Banksy, a notorious and admired urban graffiti artist, created a mural in Bristol, U.K. that shows two people, presumably a couple, hugging and looking at their respective cellphones over each other’s shoulders.
The mural has the world talking. The mysterious artist isn’t known for vandalism but rather social commentary—art that becomes political discussion. And this unsolicited public artwork asks: “Is social media making us antisocial?”
We Can’t Multitask
Nielsen, the leading global information and measurement company (and the company best known for dishing out television ratings), reports that smartphones are changing our daily routine. In December 2013, Britons were on their smartphones an average of 41 hours. This is nearly two full days each month we spend away from real life. But we tell ourselves it’s OK because we can multitask, right? Wrong.
Humans actually aren’t very good at multi-tasking, nearly unanimous research finds. People who chronically multitask show an enormous range of deficits. An interview with Clifford Nass, Stanford University communications professor and author of “The Man Who Lied to His Laptop,” discussed the topic on an NPR broadcast. He said people who try to multitask train their brains to become incompetent at filtering out irrelevancy and are therefore constantly distracted.

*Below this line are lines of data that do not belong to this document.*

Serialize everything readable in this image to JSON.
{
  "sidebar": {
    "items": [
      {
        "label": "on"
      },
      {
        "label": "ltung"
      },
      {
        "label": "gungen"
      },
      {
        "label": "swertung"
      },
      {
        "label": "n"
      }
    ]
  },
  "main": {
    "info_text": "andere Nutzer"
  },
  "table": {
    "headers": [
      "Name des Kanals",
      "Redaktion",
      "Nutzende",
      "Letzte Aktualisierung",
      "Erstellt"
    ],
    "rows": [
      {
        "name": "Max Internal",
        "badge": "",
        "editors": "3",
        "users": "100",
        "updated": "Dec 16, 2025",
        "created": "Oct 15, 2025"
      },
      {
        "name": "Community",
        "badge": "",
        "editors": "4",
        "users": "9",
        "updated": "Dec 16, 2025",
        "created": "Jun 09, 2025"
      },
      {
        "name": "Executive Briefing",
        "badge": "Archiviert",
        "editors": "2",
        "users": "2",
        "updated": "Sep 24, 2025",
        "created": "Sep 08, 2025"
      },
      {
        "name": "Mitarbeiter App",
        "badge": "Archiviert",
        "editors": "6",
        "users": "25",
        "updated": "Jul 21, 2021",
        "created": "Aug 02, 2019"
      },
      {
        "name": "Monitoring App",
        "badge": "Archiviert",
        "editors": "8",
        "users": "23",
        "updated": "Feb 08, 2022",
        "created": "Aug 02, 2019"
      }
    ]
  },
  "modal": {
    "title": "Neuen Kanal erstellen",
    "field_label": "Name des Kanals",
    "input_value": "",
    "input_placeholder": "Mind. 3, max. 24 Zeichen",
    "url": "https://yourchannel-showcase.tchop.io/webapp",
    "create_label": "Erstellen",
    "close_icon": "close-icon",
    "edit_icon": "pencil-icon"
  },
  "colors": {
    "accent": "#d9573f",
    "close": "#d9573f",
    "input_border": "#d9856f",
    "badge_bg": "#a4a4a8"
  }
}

Our phones are a computer, mail service, calendar, camera, notepad and GPS. They function as our bank, our go-to for online commerce, our number cruncher, productivity tracker and actual telephone. With so much of our lives on a single device, it’s hard to separate phone use from real life activities. We’ve all heard the adage “don’t bring work home with you,” and maybe you don’t actually bring files or your laptop home, but what about the work emails dinging and buzzing on your phone constantly? It’s hard to separate one part of your life from the next.
Harris Interactive, a marketing research firm and affiliate of Nielsen, in collaboration with Jumio, reported that people use their smartphones everywhere. One in 10 adults uses his or her smartphone while having sex, an act that is arguably the most intimate act between humans. The same study cites 33 percent of people use their phones while on dinner dates and 12 percent believe their smartphones get in the way of their relationships. What does this mean? It means we have a hard time being present. Because we’re constantly vacillating between digital life and real life, torn between in-person conversations and buzzing text message alerts.
Apps Can Help Us Put Down Our Phones
A Singapore-based company was just awarded a $30,000 grant to research and develop an app, named Apple Tree, that ironically encourages people to set down their phones. The app, set to launch in early 2015, prompts users to touch their cellphones together. This action is followed by apples growing from trees on the screen, which can only happen when other apps aren’t in use. Apples on the tree are treated as currency, with which users can purchase rewards. This is good news for your dinner date or house guest because its goal is to help users form good habits by rewarding face-to-face communication.
Smartphones Aren’t All Bad
Despite the disconnectedness, there are, of course, ample benefits to smartphones, too.
We’re connected everywhere. Whether sending a text to remind your mum to pick up milk at the store or making a quick call to coordinate the logistics of soccer practice, phones are an everyday dependable resource. Whether you are in the car, in the house, at school or at work, you are likely to be close to a cell tower, which means instant communication and portability is available.
We’re connected with everyone, and with the birth of social media, it seems we’re never alone. Facebook, Twitter, Instagram and LinkedIn all provide networks to connect us with others from old school friends to new friends from book club. Additionally, there are social networks out there pairing up people with similar interests, friend-groups, livelihoods and geographic locations, all with just the tap of a button.
We’re also more resourceful than ever. With such easily accessible information via Google Now (available on Android devices) and Siri (available on the iPhone), looking up information is no longer a library trip away.
Can We Have It All?
Although all of these social networks are great, face-to-face communication still proves to be an important part of our lives. This said, your smartphone, tablet or computer can provide you with this type of communication if you want. FaceTime, for example, is a phone app that connects Apple users with both voice and video technology, and it aims to connect people all over the world. Skype, a similar video platform, comes as a standard app on Android devices. Although these apps aren’t quite the same as sitting down to a cup of coffee with a friend, it is a happy medium between in-person associations and a 140-character tweet.
This happy marriage of real life and digital interaction is, and always will be, about hard work and persistence. Digital communication and the intensity with which we engage in it has the potential to damage us. It seems that if we have infinite ways to communicate, we actually may be less connected than ever. Therefore, it’s our job to ensure we live in both digital and real life simultaneously rather than being torn back and forth.
The Banksy mural is controversial. It’s not because the black and white stencil has a faint trace of vandalism but rather because it makes us examine the technological world we have created. It’s up to each individual whether technology is good or bad in their lives. So the question remains, can we have it all?